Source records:
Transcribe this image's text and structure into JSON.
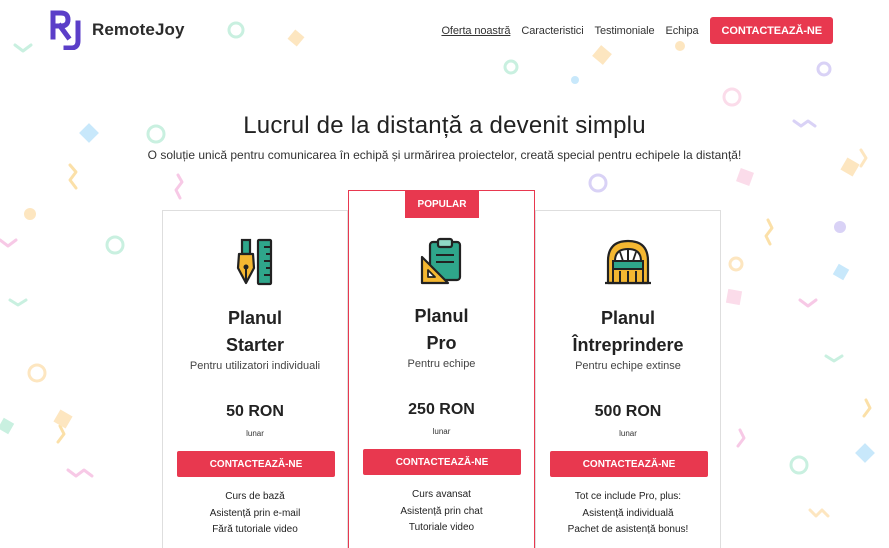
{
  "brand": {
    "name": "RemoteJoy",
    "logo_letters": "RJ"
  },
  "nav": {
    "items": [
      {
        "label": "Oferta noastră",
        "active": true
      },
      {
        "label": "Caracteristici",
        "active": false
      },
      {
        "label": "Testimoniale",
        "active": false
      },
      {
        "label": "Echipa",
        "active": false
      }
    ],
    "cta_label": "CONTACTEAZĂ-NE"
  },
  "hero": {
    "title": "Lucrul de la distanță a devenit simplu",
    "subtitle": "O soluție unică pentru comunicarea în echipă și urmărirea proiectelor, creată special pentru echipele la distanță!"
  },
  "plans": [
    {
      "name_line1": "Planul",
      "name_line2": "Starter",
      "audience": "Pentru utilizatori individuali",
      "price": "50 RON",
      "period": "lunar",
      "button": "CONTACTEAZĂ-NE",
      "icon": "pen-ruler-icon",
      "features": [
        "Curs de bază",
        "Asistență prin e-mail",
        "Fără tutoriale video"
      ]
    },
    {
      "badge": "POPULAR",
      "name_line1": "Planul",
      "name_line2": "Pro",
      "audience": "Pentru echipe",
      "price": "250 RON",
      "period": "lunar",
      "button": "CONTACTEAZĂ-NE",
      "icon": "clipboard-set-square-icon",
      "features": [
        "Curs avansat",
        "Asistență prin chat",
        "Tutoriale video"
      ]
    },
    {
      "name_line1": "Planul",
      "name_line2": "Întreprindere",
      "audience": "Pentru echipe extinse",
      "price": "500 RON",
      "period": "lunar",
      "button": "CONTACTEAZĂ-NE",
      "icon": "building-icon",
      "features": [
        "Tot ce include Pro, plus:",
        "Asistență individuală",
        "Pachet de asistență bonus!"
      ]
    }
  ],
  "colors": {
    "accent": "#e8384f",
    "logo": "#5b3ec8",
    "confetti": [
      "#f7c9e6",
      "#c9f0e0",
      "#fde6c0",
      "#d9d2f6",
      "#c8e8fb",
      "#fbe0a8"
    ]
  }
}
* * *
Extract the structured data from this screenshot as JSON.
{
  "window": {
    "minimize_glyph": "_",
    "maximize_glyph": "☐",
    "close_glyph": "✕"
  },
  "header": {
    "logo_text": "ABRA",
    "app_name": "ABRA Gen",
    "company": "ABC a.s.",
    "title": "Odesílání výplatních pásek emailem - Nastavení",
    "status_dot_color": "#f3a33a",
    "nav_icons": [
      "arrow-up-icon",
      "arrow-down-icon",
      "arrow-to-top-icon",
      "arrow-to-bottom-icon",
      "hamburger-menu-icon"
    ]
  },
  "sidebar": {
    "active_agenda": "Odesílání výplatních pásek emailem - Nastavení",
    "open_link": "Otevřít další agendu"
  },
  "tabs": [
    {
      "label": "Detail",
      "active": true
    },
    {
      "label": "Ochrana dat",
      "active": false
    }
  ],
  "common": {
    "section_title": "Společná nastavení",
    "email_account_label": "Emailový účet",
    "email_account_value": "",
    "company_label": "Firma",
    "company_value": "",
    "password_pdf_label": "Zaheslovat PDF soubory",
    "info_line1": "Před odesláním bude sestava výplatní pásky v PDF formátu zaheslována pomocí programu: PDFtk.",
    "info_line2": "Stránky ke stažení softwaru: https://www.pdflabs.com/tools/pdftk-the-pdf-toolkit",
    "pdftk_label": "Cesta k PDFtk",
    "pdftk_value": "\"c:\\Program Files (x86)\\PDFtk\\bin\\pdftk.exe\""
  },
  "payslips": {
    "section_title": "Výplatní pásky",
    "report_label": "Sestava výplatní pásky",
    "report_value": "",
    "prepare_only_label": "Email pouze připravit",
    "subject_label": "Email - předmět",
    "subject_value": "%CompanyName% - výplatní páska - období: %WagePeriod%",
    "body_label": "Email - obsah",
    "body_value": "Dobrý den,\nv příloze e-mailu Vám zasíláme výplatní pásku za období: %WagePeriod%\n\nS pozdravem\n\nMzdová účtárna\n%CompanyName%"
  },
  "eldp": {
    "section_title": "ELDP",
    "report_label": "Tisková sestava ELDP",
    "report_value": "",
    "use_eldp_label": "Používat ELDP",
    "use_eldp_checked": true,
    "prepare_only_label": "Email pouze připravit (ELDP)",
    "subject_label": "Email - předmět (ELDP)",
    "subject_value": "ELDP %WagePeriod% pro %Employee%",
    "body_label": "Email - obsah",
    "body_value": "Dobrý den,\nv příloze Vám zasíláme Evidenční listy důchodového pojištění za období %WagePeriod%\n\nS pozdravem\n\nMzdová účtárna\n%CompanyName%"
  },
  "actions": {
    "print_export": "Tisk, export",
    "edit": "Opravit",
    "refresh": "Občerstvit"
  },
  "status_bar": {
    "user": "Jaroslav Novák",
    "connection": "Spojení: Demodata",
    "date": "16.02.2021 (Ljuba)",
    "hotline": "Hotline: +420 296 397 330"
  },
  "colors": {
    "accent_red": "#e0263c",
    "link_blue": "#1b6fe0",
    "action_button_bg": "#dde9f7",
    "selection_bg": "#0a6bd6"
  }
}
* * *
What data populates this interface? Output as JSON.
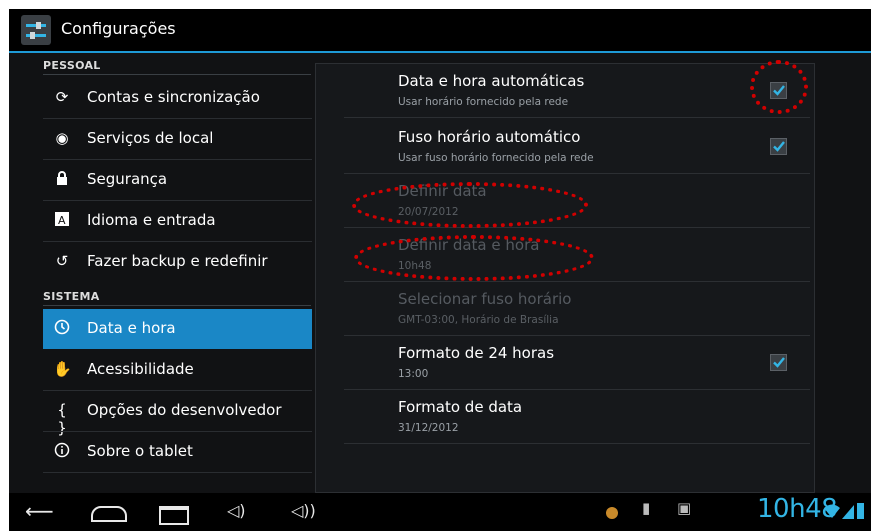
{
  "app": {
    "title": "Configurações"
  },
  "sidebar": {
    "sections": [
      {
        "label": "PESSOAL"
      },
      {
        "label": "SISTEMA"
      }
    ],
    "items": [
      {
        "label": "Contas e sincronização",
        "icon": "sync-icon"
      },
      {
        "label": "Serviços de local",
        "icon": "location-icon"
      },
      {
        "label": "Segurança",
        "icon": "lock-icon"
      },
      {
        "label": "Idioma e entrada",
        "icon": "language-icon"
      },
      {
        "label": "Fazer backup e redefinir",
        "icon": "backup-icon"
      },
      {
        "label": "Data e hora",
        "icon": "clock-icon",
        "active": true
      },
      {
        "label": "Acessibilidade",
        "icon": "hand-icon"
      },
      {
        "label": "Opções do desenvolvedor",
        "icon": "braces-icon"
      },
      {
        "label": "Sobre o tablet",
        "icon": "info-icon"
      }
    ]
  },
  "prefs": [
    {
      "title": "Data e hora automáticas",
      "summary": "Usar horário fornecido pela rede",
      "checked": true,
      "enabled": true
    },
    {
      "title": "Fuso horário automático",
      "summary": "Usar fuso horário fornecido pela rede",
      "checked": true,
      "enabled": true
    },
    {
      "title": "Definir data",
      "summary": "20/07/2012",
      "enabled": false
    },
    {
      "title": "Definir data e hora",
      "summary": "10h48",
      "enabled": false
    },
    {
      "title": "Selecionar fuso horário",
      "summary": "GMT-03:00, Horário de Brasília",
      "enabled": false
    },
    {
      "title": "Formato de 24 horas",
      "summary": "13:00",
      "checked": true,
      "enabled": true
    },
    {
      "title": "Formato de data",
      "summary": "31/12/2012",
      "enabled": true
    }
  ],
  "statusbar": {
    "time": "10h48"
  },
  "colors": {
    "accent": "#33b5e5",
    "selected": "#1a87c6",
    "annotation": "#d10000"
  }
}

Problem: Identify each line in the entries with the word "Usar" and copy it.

Answer section:
      "summary": "Usar horário fornecido pela rede",
      "summary": "Usar fuso horário fornecido pela rede",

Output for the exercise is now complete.